Aperture (mm) ÷ Magnification = Exit Pupil (mm)
For example, 7×42 binoculars have 6mm exit pupils.
A level of lens coating is also essential in dim light. Good quality binoculars have anti-reflection coatings on their lenses, which raises the light transmittance, producing a brighter image.
It is not difficult, even for novices, to check the grade of lens coatings under a light. Expensive binoculars have more complex coatings.
Q: What are the best compact binoculars for bird watching?
As an experienced bird watcher, what binoculars do you usually choose for birding?
I like the Hinode A5 5×21 overall.
That pair certainly produces a clear and wide view for compact binoculars. However, I’m wondering if 5× magnification is too low for birding.
Some think so at first. But once I let them try my pair, they agree with me and want to know where to get a pair for themselves.
Flattery doesn’t really work with consumers, though Hinode Optics must be happy to hear that!
After using these once, you’ll realize that this compact pair is amazingly useful, especially in the forest.
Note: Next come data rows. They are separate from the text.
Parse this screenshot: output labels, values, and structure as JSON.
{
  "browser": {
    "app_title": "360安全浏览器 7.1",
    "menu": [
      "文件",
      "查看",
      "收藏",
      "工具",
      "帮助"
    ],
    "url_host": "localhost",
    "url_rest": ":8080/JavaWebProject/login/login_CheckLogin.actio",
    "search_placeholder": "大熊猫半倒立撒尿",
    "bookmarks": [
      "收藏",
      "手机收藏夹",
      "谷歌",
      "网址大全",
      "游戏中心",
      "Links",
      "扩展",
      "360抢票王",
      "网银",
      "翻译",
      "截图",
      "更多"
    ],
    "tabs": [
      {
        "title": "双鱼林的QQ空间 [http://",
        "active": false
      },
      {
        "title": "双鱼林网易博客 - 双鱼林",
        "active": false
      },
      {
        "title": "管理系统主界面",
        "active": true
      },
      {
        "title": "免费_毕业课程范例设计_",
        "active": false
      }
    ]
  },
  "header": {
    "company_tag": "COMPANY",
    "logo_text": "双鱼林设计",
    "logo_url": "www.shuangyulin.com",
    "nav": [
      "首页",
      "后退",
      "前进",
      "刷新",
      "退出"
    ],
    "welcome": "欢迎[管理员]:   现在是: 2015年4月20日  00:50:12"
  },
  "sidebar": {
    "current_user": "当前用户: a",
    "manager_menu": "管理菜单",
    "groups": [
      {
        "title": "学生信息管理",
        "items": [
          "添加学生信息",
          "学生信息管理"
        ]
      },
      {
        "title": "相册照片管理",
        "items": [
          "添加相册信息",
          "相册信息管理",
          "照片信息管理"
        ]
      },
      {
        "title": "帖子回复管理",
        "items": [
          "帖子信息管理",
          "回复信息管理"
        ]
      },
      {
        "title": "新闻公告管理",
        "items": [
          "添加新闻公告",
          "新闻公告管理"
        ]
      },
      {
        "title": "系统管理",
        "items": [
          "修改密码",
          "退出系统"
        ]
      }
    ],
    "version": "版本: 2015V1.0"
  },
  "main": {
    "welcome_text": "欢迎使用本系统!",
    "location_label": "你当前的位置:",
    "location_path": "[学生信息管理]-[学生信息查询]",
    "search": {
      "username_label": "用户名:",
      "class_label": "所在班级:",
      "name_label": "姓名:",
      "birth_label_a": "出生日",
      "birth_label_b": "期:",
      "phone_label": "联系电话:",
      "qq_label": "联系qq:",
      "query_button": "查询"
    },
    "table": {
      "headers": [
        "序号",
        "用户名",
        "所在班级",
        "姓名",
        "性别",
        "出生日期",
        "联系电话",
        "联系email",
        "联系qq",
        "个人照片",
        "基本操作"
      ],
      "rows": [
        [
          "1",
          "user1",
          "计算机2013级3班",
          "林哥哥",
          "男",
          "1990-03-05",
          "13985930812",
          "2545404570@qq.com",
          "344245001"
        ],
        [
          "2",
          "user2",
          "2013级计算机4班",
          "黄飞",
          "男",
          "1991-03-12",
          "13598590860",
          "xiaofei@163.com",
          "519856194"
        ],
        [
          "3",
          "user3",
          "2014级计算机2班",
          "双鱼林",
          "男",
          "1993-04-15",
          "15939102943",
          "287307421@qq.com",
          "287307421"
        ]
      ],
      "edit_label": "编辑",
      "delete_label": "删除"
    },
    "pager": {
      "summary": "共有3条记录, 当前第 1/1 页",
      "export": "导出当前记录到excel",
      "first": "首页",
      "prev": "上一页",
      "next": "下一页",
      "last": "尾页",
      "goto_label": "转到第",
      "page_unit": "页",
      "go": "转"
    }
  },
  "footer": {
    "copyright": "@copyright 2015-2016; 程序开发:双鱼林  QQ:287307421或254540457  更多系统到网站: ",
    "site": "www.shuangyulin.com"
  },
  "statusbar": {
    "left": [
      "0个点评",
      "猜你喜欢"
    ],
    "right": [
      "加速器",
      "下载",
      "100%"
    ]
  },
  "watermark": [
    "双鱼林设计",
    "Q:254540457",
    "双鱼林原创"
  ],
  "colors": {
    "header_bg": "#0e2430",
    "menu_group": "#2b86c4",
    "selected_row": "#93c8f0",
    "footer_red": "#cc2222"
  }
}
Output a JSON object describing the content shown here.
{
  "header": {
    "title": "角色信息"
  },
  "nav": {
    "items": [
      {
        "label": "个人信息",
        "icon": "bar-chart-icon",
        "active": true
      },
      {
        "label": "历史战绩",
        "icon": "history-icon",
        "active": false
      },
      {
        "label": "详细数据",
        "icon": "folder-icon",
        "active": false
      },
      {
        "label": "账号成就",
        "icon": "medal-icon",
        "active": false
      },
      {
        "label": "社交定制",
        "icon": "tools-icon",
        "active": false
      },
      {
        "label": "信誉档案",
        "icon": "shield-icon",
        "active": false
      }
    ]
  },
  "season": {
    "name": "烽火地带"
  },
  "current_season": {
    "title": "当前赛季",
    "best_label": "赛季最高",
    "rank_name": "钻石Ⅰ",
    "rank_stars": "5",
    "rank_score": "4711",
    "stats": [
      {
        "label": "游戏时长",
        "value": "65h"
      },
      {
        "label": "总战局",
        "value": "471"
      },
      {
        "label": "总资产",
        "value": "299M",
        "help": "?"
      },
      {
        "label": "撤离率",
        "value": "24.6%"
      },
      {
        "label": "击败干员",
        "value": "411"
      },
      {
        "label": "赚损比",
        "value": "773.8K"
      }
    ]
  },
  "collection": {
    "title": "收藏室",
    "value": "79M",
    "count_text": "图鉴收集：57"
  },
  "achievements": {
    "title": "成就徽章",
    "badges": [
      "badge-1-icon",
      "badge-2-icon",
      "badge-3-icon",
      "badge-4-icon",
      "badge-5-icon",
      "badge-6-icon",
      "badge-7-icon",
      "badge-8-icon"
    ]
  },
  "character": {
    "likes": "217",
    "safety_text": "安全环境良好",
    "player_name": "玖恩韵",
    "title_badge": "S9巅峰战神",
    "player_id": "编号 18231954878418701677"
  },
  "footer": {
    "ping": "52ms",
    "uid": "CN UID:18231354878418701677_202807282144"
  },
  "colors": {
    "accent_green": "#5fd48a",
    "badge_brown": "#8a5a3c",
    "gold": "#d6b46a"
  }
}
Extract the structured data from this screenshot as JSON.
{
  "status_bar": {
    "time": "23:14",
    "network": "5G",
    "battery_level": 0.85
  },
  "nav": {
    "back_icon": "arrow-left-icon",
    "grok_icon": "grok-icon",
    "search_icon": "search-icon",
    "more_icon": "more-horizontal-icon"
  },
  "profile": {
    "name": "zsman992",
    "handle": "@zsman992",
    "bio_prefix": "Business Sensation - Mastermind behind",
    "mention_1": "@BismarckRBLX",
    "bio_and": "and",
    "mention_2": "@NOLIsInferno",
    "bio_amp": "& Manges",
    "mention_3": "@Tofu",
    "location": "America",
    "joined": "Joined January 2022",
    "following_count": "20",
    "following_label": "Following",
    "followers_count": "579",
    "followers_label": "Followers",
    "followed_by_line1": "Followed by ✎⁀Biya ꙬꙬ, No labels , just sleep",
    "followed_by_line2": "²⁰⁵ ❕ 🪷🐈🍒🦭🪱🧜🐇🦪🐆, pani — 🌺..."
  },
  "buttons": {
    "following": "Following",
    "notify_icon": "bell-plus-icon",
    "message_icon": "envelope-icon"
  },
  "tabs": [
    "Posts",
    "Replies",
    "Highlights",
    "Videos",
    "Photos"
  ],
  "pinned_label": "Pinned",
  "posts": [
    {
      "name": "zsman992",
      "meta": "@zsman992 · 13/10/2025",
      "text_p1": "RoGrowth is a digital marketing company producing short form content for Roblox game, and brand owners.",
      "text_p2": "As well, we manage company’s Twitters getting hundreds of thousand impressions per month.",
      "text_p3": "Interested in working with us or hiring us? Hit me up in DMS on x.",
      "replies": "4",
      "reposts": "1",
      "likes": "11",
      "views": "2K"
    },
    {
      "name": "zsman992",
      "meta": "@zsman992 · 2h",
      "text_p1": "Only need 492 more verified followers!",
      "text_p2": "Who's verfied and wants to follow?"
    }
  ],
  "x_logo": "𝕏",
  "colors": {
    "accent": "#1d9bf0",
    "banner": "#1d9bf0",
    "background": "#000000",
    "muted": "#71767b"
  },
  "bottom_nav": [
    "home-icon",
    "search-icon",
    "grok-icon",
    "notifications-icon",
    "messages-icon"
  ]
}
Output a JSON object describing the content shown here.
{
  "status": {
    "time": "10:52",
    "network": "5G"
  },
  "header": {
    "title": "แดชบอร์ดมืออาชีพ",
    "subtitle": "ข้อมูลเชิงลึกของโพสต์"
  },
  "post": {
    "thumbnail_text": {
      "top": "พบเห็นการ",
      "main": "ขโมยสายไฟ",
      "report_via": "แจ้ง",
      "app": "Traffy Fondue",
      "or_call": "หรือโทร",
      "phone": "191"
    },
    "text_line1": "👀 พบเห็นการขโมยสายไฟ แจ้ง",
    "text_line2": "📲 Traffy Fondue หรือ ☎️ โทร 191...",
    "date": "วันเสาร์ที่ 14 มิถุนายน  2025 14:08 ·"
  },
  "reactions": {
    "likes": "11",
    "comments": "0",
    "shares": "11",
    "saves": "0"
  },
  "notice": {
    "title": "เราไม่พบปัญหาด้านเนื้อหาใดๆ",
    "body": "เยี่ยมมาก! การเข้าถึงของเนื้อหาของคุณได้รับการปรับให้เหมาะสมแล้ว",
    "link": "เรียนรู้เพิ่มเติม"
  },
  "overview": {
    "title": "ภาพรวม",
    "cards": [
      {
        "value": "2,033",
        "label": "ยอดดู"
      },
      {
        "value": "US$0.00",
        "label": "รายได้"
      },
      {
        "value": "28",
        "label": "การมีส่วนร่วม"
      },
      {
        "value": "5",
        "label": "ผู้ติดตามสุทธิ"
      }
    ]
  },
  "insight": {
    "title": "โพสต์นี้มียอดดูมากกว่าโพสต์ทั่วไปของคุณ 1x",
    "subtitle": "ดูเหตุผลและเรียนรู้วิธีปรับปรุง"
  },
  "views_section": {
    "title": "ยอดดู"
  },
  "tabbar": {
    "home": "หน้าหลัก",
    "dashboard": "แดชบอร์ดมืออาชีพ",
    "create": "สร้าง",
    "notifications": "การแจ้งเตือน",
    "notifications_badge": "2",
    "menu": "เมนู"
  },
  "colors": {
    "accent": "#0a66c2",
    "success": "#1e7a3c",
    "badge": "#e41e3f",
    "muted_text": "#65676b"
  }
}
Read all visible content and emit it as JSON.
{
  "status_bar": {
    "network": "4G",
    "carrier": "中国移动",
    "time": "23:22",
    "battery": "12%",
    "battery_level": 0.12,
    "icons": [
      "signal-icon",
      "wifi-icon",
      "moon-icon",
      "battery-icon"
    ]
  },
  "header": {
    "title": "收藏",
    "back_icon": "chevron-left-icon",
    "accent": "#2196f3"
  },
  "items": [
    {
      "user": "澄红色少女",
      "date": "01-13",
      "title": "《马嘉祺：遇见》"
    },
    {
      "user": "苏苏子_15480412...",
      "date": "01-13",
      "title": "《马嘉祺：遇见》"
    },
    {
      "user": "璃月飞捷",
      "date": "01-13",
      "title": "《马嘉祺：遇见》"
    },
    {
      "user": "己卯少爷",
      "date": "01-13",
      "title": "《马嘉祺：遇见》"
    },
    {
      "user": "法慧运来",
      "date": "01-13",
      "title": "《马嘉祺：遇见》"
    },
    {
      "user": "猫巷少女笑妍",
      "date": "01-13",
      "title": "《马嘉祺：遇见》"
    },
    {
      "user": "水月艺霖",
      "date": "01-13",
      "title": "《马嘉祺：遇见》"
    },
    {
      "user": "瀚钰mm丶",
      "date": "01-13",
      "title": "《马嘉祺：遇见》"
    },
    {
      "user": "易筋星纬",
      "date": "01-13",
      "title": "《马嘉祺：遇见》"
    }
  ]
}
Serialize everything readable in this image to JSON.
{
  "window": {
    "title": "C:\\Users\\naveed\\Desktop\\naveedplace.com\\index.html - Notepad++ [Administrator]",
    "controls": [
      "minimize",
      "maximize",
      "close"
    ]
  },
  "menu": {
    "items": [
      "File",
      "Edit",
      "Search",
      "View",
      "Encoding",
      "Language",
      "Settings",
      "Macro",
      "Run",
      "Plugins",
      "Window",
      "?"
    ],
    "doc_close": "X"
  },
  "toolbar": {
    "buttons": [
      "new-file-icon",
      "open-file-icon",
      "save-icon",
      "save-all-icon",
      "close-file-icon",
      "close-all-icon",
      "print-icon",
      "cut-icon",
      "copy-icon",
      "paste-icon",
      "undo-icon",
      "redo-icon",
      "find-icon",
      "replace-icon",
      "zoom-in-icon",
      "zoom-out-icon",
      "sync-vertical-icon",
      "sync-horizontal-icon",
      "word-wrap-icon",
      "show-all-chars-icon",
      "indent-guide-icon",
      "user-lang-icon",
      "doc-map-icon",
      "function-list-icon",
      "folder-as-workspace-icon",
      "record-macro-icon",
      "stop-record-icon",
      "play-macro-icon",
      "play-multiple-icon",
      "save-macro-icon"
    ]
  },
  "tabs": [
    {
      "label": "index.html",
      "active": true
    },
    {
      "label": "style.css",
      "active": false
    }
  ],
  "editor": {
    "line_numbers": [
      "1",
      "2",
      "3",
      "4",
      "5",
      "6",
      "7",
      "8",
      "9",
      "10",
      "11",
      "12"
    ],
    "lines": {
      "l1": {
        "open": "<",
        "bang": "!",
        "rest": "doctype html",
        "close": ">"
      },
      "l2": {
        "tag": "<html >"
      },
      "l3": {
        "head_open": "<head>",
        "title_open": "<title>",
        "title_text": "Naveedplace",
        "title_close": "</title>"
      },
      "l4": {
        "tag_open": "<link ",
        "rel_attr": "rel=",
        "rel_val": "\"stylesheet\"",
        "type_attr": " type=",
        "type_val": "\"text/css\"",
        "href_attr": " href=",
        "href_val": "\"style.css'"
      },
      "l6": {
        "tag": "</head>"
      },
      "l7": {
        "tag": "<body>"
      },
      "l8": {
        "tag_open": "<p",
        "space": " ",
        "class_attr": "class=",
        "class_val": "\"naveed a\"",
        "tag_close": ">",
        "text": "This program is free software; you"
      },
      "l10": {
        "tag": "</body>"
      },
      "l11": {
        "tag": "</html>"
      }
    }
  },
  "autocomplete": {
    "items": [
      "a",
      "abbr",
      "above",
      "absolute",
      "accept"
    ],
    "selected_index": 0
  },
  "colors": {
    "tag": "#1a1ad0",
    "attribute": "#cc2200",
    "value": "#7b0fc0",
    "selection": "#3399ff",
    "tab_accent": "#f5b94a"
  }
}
First, this pair is less shaky than binoculars with magnifications of 8× or 10×, which is considered to be the standard for birding. I feel much more comfortable using these.
Next, low-powered binoculars give me less eye strain. I wear glasses, but I can get a full view. I think this is because of the generosity of the eyepoint.
Different binoculars have different margins in their eyepoint, which is not found in the specifications. I am happy with the leeway of the Hinode A5.
Also, the depth of focus is so much that I rarely have to turn the focusing knob. With such a wide field of view at any one time, I can spot my target bird easily, even in the forest.
For these reasons, I think the Hinode A5 is the best for birding.
Q: What is the best magnification for binoculars for bird watching?
I apologize for asking you the same question again, but are you really happy with such low-powered binoculars?
Of course, yes. When I joined a group of birders to look for grey-faced buzzards, I brought my Hinode A5. The bird is a kind of a hawk, which is a migratory bird.
As others were searching anxiously for them with their large binoculars and their digital cameras with telephoto lenses, I was the first person to catch sight of a grey-faced buzzard.
I was quite delighted with their puzzlement that I could find them first with such compact binoculars. The configuration of 5×21 works best for birding in the digital era.
For birders, compact binoculars go surprisingly well with a digital camera. A wide field of view lets birders spot their targets quickly, is that right?
Yes. Large binoculars are not worth bringing if they are not going to be used. I give first priority to how often a pair is used.
Finally, I agree with you. Thank you very much for sharing your time today.
You’re most welcome. I hope more people in the U.S. will realize how useful compact binoculars are for birding. Of course, if you don’t take photos, large binoculars still work well for birding.
Even though I’m interested in photographing birds, I still enjoy watching them through binoculars as I can see them in three dimensions.
If you want to take photos of birds rather than just watching them with binoculars, you should choose compact binoculars. When you hang your camera around your neck, you won’t want to also carry heavy binoculars.
Because of their many advantages, low-powered compact binoculars can be the new standard instead of 8×30 or 10×42.
Bird55, an experienced bird watcher, likes to use the Hinode A5 5×20 for birding for the following reasons.
First, with the A5, Bird55’s view is free from shake because of the low magnification. Secondly, he does not get tired even after using them for a long time.
This is because they are compact and lightweight and the eye relief is long enough for eyeglass wearers with the generous eyepoint.
Thirdly, with a wide field of view and a sufficient depth of focus, the Hinode A5 enables him to find his target birds faster than the other birders around him.
At first, I doubted that compact binoculars were more useful than the standard birding binoculars such as 8×30 and 10×40. However, after Bird55’s explanation based on his experience, I came to believe it.
Low-powered, compact binoculars are worth trying for birding if you like to take photos of birds.